- Opening Delimiter -

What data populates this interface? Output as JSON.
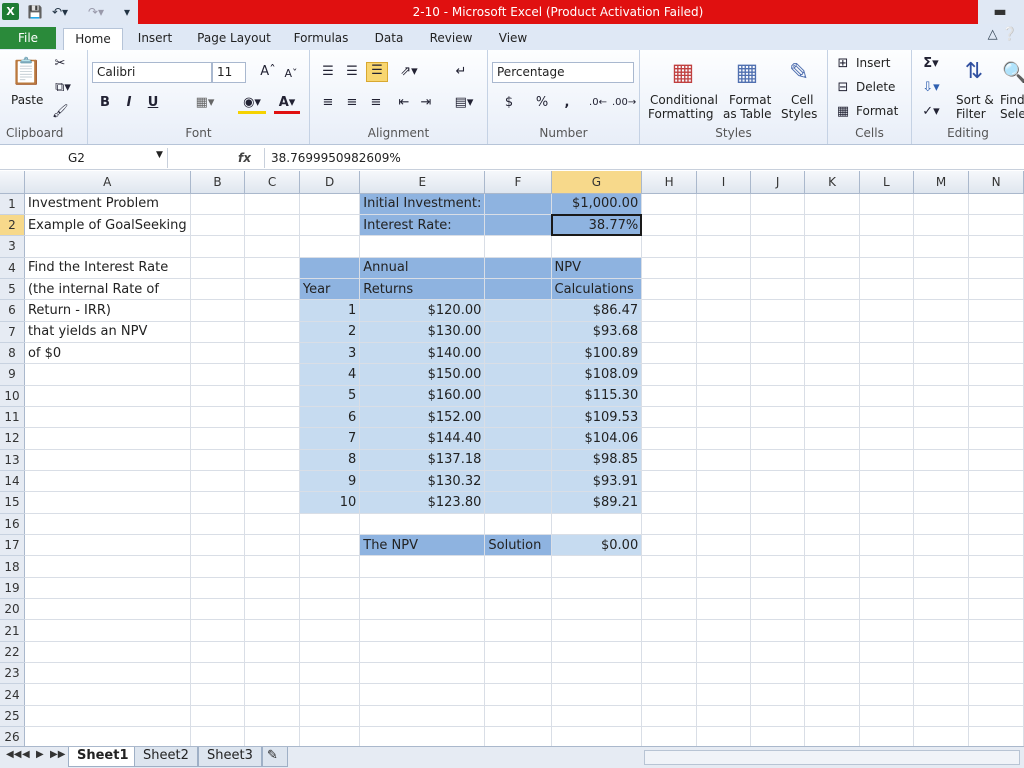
{
  "window": {
    "title": "2-10  -  Microsoft Excel (Product Activation Failed)",
    "app_icon": "X"
  },
  "ribbon_tabs": [
    "File",
    "Home",
    "Insert",
    "Page Layout",
    "Formulas",
    "Data",
    "Review",
    "View"
  ],
  "ribbon": {
    "clipboard": {
      "paste": "Paste",
      "label": "Clipboard"
    },
    "font": {
      "name": "Calibri",
      "size": "11",
      "bold": "B",
      "italic": "I",
      "underline": "U",
      "label": "Font"
    },
    "alignment": {
      "label": "Alignment"
    },
    "number": {
      "format": "Percentage",
      "currency": "$",
      "percent": "%",
      "comma": ",",
      "label": "Number"
    },
    "styles": {
      "conditional_1": "Conditional",
      "conditional_2": "Formatting",
      "format_table_1": "Format",
      "format_table_2": "as Table",
      "cell_styles_1": "Cell",
      "cell_styles_2": "Styles",
      "label": "Styles"
    },
    "cells": {
      "insert": "Insert",
      "delete": "Delete",
      "format": "Format",
      "label": "Cells"
    },
    "editing": {
      "sort_1": "Sort &",
      "sort_2": "Filter",
      "find_1": "Find",
      "find_2": "Selec",
      "label": "Editing"
    }
  },
  "formula_bar": {
    "name_box": "G2",
    "fx": "fx",
    "formula": "38.7699950982609%"
  },
  "columns": [
    "A",
    "B",
    "C",
    "D",
    "E",
    "F",
    "G",
    "H",
    "I",
    "J",
    "K",
    "L",
    "M",
    "N"
  ],
  "rows": [
    "1",
    "2",
    "3",
    "4",
    "5",
    "6",
    "7",
    "8",
    "9",
    "10",
    "11",
    "12",
    "13",
    "14",
    "15",
    "16",
    "17",
    "18",
    "19",
    "20",
    "21",
    "22",
    "23",
    "24",
    "25",
    "26"
  ],
  "cells": {
    "A1": "Investment Problem",
    "A2": "Example of GoalSeeking",
    "A4": "Find the Interest Rate",
    "A5": "(the internal Rate of",
    "A6": "Return - IRR)",
    "A7": "that yields an NPV",
    "A8": "of $0",
    "E1": "Initial Investment:",
    "G1": "$1,000.00",
    "E2": "Interest Rate:",
    "G2": "38.77%",
    "E4": "Annual",
    "G4": "NPV",
    "D5": "Year",
    "E5": "Returns",
    "G5": "Calculations",
    "E17": "The NPV",
    "F17": "Solution",
    "G17": "$0.00"
  },
  "table_rows": [
    {
      "year": "1",
      "ret": "$120.00",
      "npv": "$86.47"
    },
    {
      "year": "2",
      "ret": "$130.00",
      "npv": "$93.68"
    },
    {
      "year": "3",
      "ret": "$140.00",
      "npv": "$100.89"
    },
    {
      "year": "4",
      "ret": "$150.00",
      "npv": "$108.09"
    },
    {
      "year": "5",
      "ret": "$160.00",
      "npv": "$115.30"
    },
    {
      "year": "6",
      "ret": "$152.00",
      "npv": "$109.53"
    },
    {
      "year": "7",
      "ret": "$144.40",
      "npv": "$104.06"
    },
    {
      "year": "8",
      "ret": "$137.18",
      "npv": "$98.85"
    },
    {
      "year": "9",
      "ret": "$130.32",
      "npv": "$93.91"
    },
    {
      "year": "10",
      "ret": "$123.80",
      "npv": "$89.21"
    }
  ],
  "sheets": [
    "Sheet1",
    "Sheet2",
    "Sheet3"
  ],
  "colors": {
    "title_red": "#e01010",
    "file_green": "#2a8a3a",
    "cell_light_blue": "#c6dbf0",
    "cell_dark_blue": "#8eb3e0",
    "selection_header": "#f7d98b"
  }
}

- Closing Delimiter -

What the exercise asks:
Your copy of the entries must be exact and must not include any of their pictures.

Task output:
What data populates this interface? Output as JSON.
{
  "window": {
    "title": "2-10  -  Microsoft Excel (Product Activation Failed)",
    "app_icon": "X"
  },
  "ribbon_tabs": [
    "File",
    "Home",
    "Insert",
    "Page Layout",
    "Formulas",
    "Data",
    "Review",
    "View"
  ],
  "ribbon": {
    "clipboard": {
      "paste": "Paste",
      "label": "Clipboard"
    },
    "font": {
      "name": "Calibri",
      "size": "11",
      "bold": "B",
      "italic": "I",
      "underline": "U",
      "label": "Font"
    },
    "alignment": {
      "label": "Alignment"
    },
    "number": {
      "format": "Percentage",
      "currency": "$",
      "percent": "%",
      "comma": ",",
      "label": "Number"
    },
    "styles": {
      "conditional_1": "Conditional",
      "conditional_2": "Formatting",
      "format_table_1": "Format",
      "format_table_2": "as Table",
      "cell_styles_1": "Cell",
      "cell_styles_2": "Styles",
      "label": "Styles"
    },
    "cells": {
      "insert": "Insert",
      "delete": "Delete",
      "format": "Format",
      "label": "Cells"
    },
    "editing": {
      "sort_1": "Sort &",
      "sort_2": "Filter",
      "find_1": "Find",
      "find_2": "Selec",
      "label": "Editing"
    }
  },
  "formula_bar": {
    "name_box": "G2",
    "fx": "fx",
    "formula": "38.7699950982609%"
  },
  "columns": [
    "A",
    "B",
    "C",
    "D",
    "E",
    "F",
    "G",
    "H",
    "I",
    "J",
    "K",
    "L",
    "M",
    "N"
  ],
  "rows": [
    "1",
    "2",
    "3",
    "4",
    "5",
    "6",
    "7",
    "8",
    "9",
    "10",
    "11",
    "12",
    "13",
    "14",
    "15",
    "16",
    "17",
    "18",
    "19",
    "20",
    "21",
    "22",
    "23",
    "24",
    "25",
    "26"
  ],
  "cells": {
    "A1": "Investment Problem",
    "A2": "Example of GoalSeeking",
    "A4": "Find the Interest Rate",
    "A5": "(the internal Rate of",
    "A6": "Return - IRR)",
    "A7": "that yields an NPV",
    "A8": "of $0",
    "E1": "Initial Investment:",
    "G1": "$1,000.00",
    "E2": "Interest Rate:",
    "G2": "38.77%",
    "E4": "Annual",
    "G4": "NPV",
    "D5": "Year",
    "E5": "Returns",
    "G5": "Calculations",
    "E17": "The NPV",
    "F17": "Solution",
    "G17": "$0.00"
  },
  "table_rows": [
    {
      "year": "1",
      "ret": "$120.00",
      "npv": "$86.47"
    },
    {
      "year": "2",
      "ret": "$130.00",
      "npv": "$93.68"
    },
    {
      "year": "3",
      "ret": "$140.00",
      "npv": "$100.89"
    },
    {
      "year": "4",
      "ret": "$150.00",
      "npv": "$108.09"
    },
    {
      "year": "5",
      "ret": "$160.00",
      "npv": "$115.30"
    },
    {
      "year": "6",
      "ret": "$152.00",
      "npv": "$109.53"
    },
    {
      "year": "7",
      "ret": "$144.40",
      "npv": "$104.06"
    },
    {
      "year": "8",
      "ret": "$137.18",
      "npv": "$98.85"
    },
    {
      "year": "9",
      "ret": "$130.32",
      "npv": "$93.91"
    },
    {
      "year": "10",
      "ret": "$123.80",
      "npv": "$89.21"
    }
  ],
  "sheets": [
    "Sheet1",
    "Sheet2",
    "Sheet3"
  ],
  "colors": {
    "title_red": "#e01010",
    "file_green": "#2a8a3a",
    "cell_light_blue": "#c6dbf0",
    "cell_dark_blue": "#8eb3e0",
    "selection_header": "#f7d98b"
  }
}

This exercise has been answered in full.